# WORK TO COMPLETE:
When the string "course" appears in a line of the records, show the whole line.

# DATA SUPPLIED:
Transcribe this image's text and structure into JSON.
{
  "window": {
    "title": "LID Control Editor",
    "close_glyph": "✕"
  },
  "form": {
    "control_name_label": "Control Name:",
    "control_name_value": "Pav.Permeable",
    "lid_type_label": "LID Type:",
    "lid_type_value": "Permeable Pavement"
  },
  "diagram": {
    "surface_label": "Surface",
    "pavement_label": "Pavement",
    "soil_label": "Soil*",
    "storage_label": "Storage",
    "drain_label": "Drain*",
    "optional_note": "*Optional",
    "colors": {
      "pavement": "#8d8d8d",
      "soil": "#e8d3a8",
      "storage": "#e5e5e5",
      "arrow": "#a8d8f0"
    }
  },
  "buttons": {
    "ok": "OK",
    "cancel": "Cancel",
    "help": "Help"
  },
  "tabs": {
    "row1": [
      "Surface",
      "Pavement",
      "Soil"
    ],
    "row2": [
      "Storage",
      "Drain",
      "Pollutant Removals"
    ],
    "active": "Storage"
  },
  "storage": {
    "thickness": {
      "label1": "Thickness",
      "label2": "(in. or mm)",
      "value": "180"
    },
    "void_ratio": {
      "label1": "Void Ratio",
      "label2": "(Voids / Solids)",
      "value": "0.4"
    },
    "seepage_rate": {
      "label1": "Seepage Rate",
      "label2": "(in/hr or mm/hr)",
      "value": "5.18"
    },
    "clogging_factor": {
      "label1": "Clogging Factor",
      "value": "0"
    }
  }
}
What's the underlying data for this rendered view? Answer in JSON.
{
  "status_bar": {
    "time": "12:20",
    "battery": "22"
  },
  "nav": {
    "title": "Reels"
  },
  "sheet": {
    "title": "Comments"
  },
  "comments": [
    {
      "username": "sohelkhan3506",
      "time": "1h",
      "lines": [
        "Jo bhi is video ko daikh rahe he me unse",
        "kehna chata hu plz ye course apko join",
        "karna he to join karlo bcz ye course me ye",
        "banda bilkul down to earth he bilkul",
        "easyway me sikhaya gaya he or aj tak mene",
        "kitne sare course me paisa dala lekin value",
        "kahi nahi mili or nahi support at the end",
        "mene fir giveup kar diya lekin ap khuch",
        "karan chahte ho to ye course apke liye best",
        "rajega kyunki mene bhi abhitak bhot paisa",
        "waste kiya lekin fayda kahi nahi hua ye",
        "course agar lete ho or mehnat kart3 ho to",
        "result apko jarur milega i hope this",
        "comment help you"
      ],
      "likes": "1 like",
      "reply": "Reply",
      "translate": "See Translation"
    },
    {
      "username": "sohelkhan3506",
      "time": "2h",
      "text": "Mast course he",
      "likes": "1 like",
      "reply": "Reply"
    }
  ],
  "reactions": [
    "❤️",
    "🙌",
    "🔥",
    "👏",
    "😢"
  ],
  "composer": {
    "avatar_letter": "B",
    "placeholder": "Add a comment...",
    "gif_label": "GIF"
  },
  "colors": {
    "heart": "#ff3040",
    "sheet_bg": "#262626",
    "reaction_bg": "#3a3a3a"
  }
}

# WRITTEN RESPONSE:
        "kehna chata hu plz ye course apko join",
        "karna he to join karlo bcz ye course me ye",
        "kitne sare course me paisa dala lekin value",
        "karan chahte ho to ye course apke liye best",
        "course agar lete ho or mehnat kart3 ho to",
      "text": "Mast course he",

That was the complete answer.